Then Job arose, tore his robe, shaved his head, and fell on the ground and worshiped.
The NRSV translates the Hebrew word שָׁחָה (shachah) as "worshiped" but it can also mean simply to lie down, to crumble, to plant your face in the dirt. That would be understandable. But what Job says next comes next comes as a bit of a surprise. Verse 21:
21 He said, “Naked I came from my mother’s womb, and naked shall I return there; the Lord gave, and the Lord has taken away; blessed be the name of the Lord.”
There's still some ambiguity in this passage. The Hebrew word for "blessed" (בָרַךְ - barak) is, confusingly, the same as the Hebrew word for "cursed" but I think it's pretty clear from the context that Job--the wealthiest, most successful man in the Ancient East--at least has some sense of where all of his material resources came from, and the impermanence of these things in an unpredictable world. He wasn't born with 3,000 camels, and you can't take 3,000 camels with you when you die.
Verse 22: In all this Job did not sin or charge God with wrongdoing.
There is some pretty profound wisdom in that last statement. I've noticed that when we are most successful, we tend to take credit for our success: I worked hard to earn everything I have. But when things go wrong, we tend to place the blame elsewhere: God, how could YOU do this to me? How could YOU let this happen?. Rarely do I ever hear someone say the opposite: God gave me everything, but I lost it.
Job, at least, is consistent: How can I blame God for taking back what always belonged to him in the first place?
Job's story is far from over--as noble as his words sound here, he goes on for about 40 more chapters, mourning and grieving and questioning God. God never explains WHY Job suffers such great loss, but God never abandons Job either. Job eventually comes to accept that he will never understand God's ways, but he still chooses to believe that God is good and merciful--whether you have 3,000 camels or zero.
In the very last chapter of the Book of Job (chapter 42), we read that the Lord restored the fortunes of Job, and among other things, in his old age he had 6,000 camels. I don't think God necessarily "poofed" them into existence instantaneously; Job probably had to work hard in order to rebuild all that he had lost. But the Lord blessed him in that work, and more importantly, I think, the Lord blessed him in his humble attitude; Job's consistent belief that God alone is the giver--and taker--of all good things.

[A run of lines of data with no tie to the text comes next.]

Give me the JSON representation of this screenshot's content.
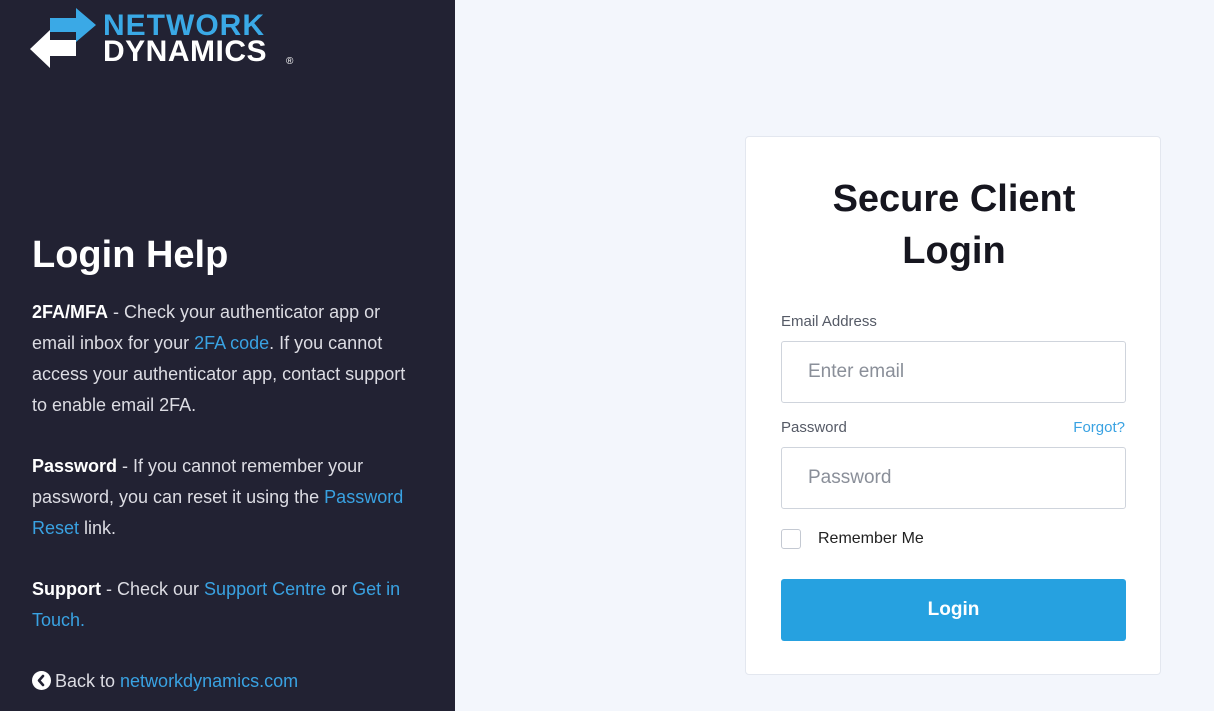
{
  "brand": {
    "line1": "NETWORK",
    "line2": "DYNAMICS",
    "registered": "®",
    "colors": {
      "accent": "#3aa9e6",
      "panel": "#222233",
      "button": "#26a1e0",
      "link": "#39a2e2"
    }
  },
  "help": {
    "title": "Login Help",
    "mfa": {
      "term": "2FA/MFA",
      "text_before": " - Check your authenticator app or email inbox for your ",
      "link": "2FA code",
      "text_after": ". If you cannot access your authenticator app, contact support to enable email 2FA."
    },
    "password": {
      "term": "Password",
      "text_before": " - If you cannot remember your password, you can reset it using the ",
      "link": "Password Reset",
      "text_after": " link."
    },
    "support": {
      "term": "Support",
      "text_before": " - Check our ",
      "link1": "Support Centre",
      "text_middle": " or ",
      "link2": "Get in Touch."
    },
    "back": {
      "icon": "chevron-left-circle-icon",
      "text": "Back to ",
      "link": "networkdynamics.com"
    }
  },
  "login": {
    "title_line1": "Secure Client",
    "title_line2": "Login",
    "email_label": "Email Address",
    "email_placeholder": "Enter email",
    "email_value": "",
    "password_label": "Password",
    "forgot_link": "Forgot?",
    "password_placeholder": "Password",
    "password_value": "",
    "remember_label": "Remember Me",
    "remember_checked": false,
    "submit_label": "Login"
  }
}
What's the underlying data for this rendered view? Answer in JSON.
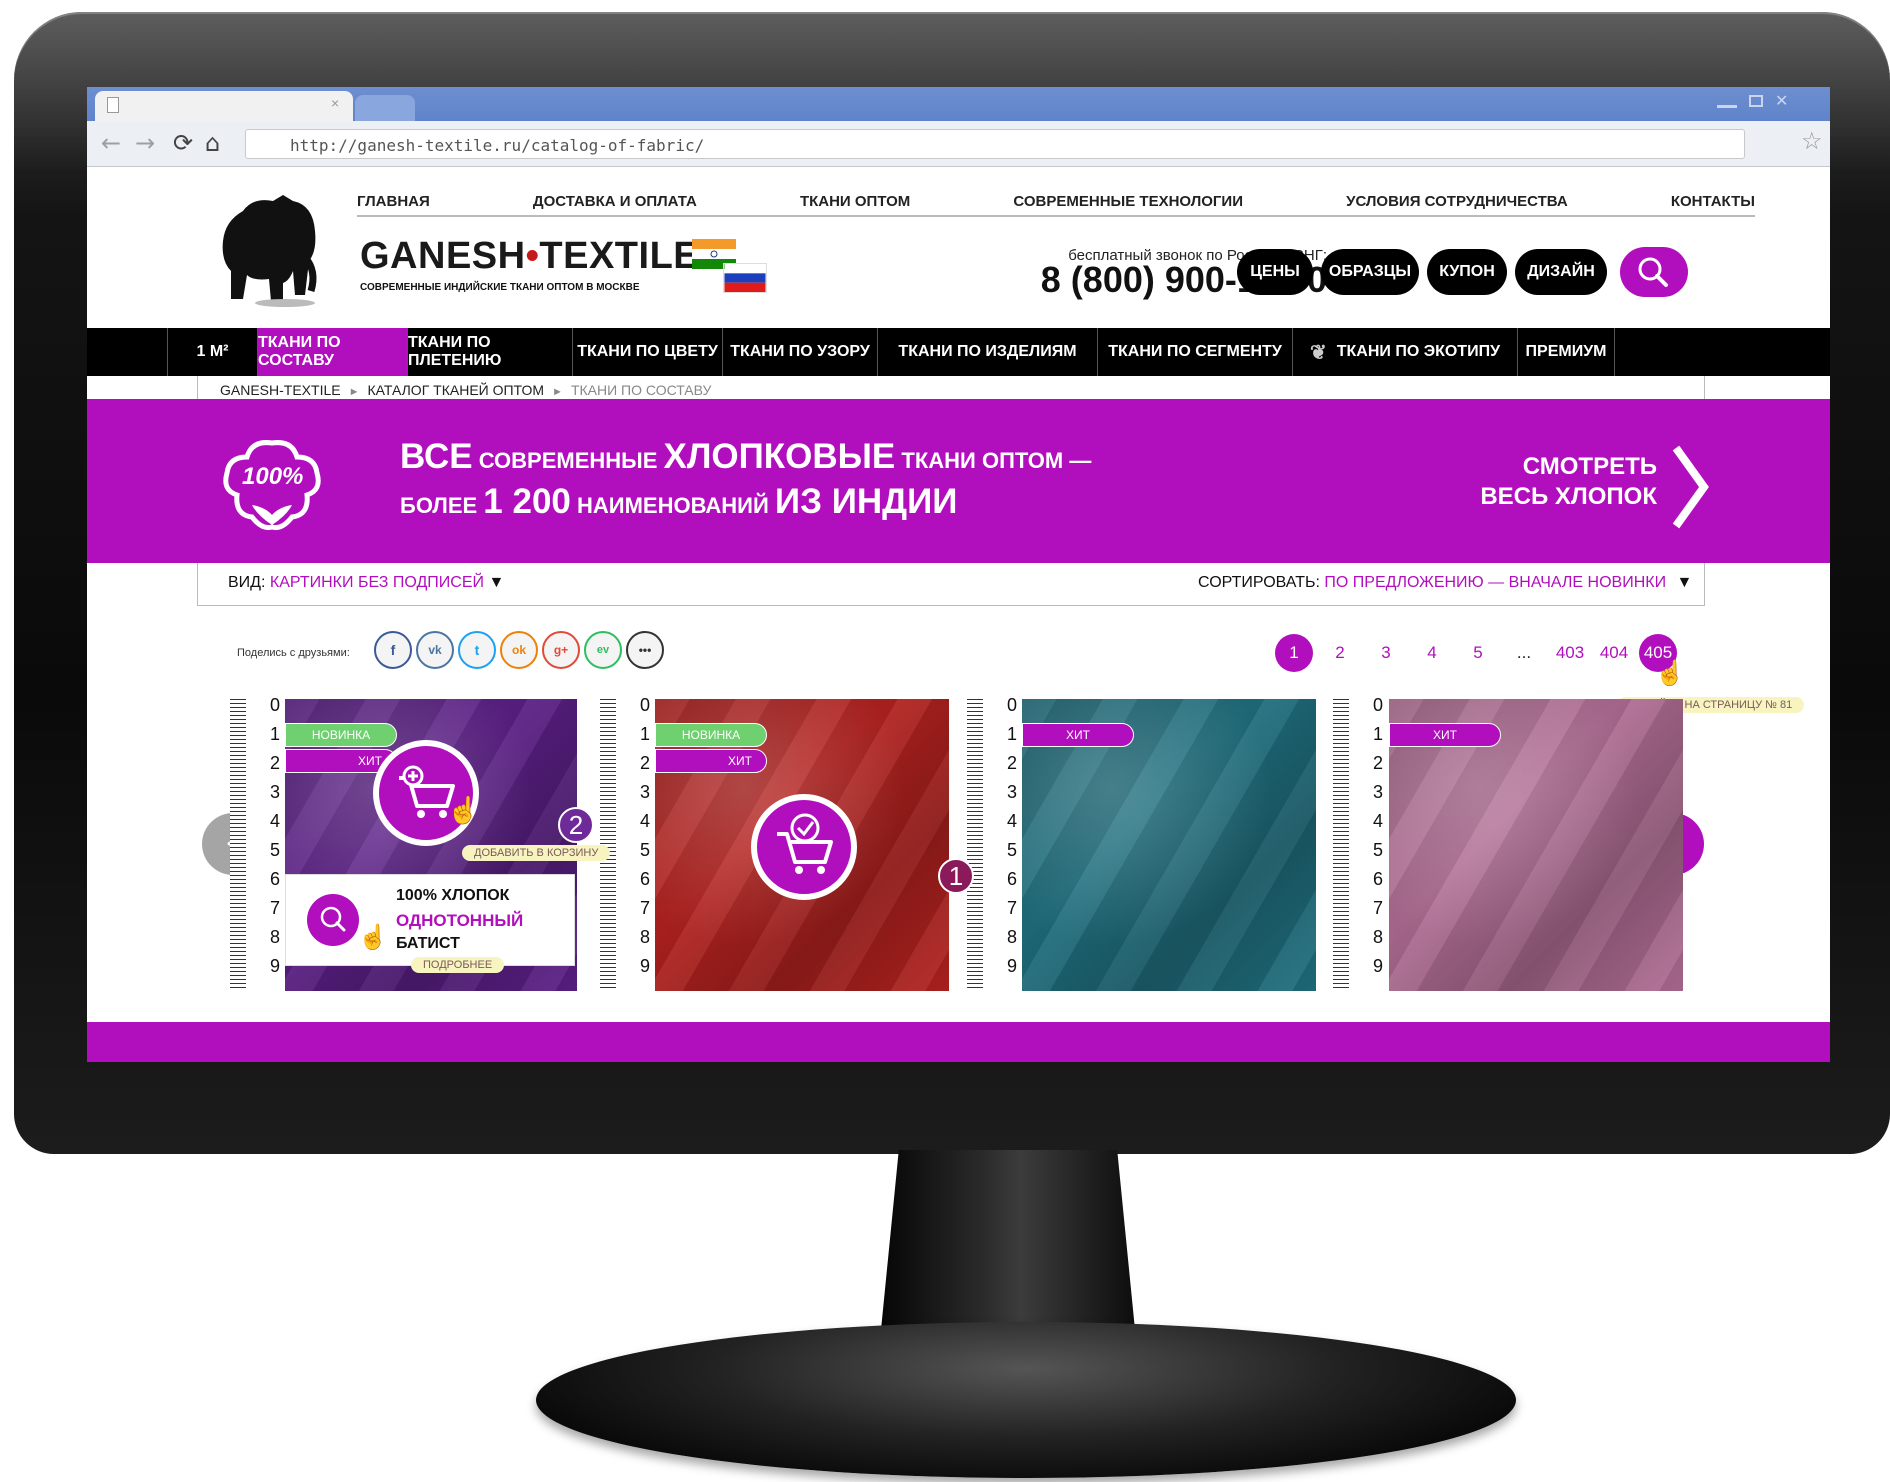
{
  "browser": {
    "url": "http://ganesh-textile.ru/catalog-of-fabric/"
  },
  "header": {
    "brand_left": "GANESH",
    "brand_dot": "•",
    "brand_right": "TEXTILE",
    "tagline": "СОВРЕМЕННЫЕ ИНДИЙСКИЕ ТКАНИ ОПТОМ В МОСКВЕ",
    "top_nav": [
      "ГЛАВНАЯ",
      "ДОСТАВКА И ОПЛАТА",
      "ТКАНИ ОПТОМ",
      "СОВРЕМЕННЫЕ ТЕХНОЛОГИИ",
      "УСЛОВИЯ СОТРУДНИЧЕСТВА",
      "КОНТАКТЫ"
    ],
    "toll_free": "бесплатный звонок по России и СНГ:",
    "phone": "8 (800) 900-11-80",
    "pills": [
      "ЦЕНЫ",
      "ОБРАЗЦЫ",
      "КУПОН",
      "ДИЗАЙН"
    ]
  },
  "catnav": [
    "1 М²",
    "ТКАНИ ПО СОСТАВУ",
    "ТКАНИ ПО ПЛЕТЕНИЮ",
    "ТКАНИ ПО ЦВЕТУ",
    "ТКАНИ ПО УЗОРУ",
    "ТКАНИ ПО ИЗДЕЛИЯМ",
    "ТКАНИ ПО СЕГМЕНТУ",
    "ТКАНИ ПО ЭКОТИПУ",
    "ПРЕМИУМ"
  ],
  "breadcrumbs": [
    "GANESH-TEXTILE",
    "КАТАЛОГ ТКАНЕЙ ОПТОМ",
    "ТКАНИ ПО СОСТАВУ"
  ],
  "banner": {
    "badge": "100%",
    "w1": "ВСЕ",
    "w2": "СОВРЕМЕННЫЕ",
    "w3": "ХЛОПКОВЫЕ",
    "w4": "ТКАНИ ОПТОМ —",
    "w5": "БОЛЕЕ",
    "w6": "1 200",
    "w7": "НАИМЕНОВАНИЙ",
    "w8": "ИЗ ИНДИИ",
    "cta_line1": "СМОТРЕТЬ",
    "cta_line2": "ВЕСЬ ХЛОПОК"
  },
  "sortbar": {
    "view_label": "ВИД:",
    "view_value": "КАРТИНКИ БЕЗ ПОДПИСЕЙ",
    "sort_label": "СОРТИРОВАТЬ:",
    "sort_value": "ПО ПРЕДЛОЖЕНИЮ — ВНАЧАЛЕ НОВИНКИ",
    "caret": "▼"
  },
  "share_label": "Поделись с друзьями:",
  "social": [
    "f",
    "vk",
    "t",
    "ok",
    "g+",
    "ev",
    "•••"
  ],
  "pagination": {
    "pages": [
      "1",
      "2",
      "3",
      "4",
      "5",
      "...",
      "403",
      "404",
      "405"
    ],
    "current": "1",
    "tooltip": "ПЕРЕЙТИ НА СТРАНИЦУ № 81"
  },
  "ruler_numbers": [
    "0",
    "1",
    "2",
    "3",
    "4",
    "5",
    "6",
    "7",
    "8",
    "9"
  ],
  "products": [
    {
      "color": "#5b1f86",
      "badges": [
        "НОВИНКА",
        "ХИТ"
      ],
      "step": "2",
      "tooltip": "ДОБАВИТЬ В КОРЗИНУ",
      "info_line1": "100% ХЛОПОК",
      "info_line2": "ОДНОТОННЫЙ",
      "info_line3": "БАТИСТ",
      "info_link": "ПОДРОБНЕЕ"
    },
    {
      "color": "#b3221f",
      "badges": [
        "НОВИНКА",
        "ХИТ"
      ],
      "step": "1"
    },
    {
      "color": "#1f6f7e",
      "badges": [
        "ХИТ"
      ]
    },
    {
      "color": "#b06d94",
      "badges": [
        "ХИТ"
      ]
    }
  ],
  "carousel": {
    "prev": "<",
    "next": ">"
  },
  "colors": {
    "accent": "#b10fbd",
    "new_badge": "#6ed06e",
    "hit_badge": "#b10fbd"
  }
}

This is a message of hope for many of us in the year 2020--a year of tremendous losses. Loss of employment, loss of investment, loss of community, and loss of life. We have a lot of rebuilding to do in the years to come--as a church, as a community, as a world. But we know that God blesses those efforts when we do our part and acknowledge where all of our resources come from, and to whom they all return in the end.
As you "count your camels" and take stock of your resources at the end of this challenging year, I hope you can still say, along with Job, "Blessed be the name of the Lord." And then consider all the ways in which you can still use whatever resources you have in service to God, to others, and a faith that does not waver through gain or through loss.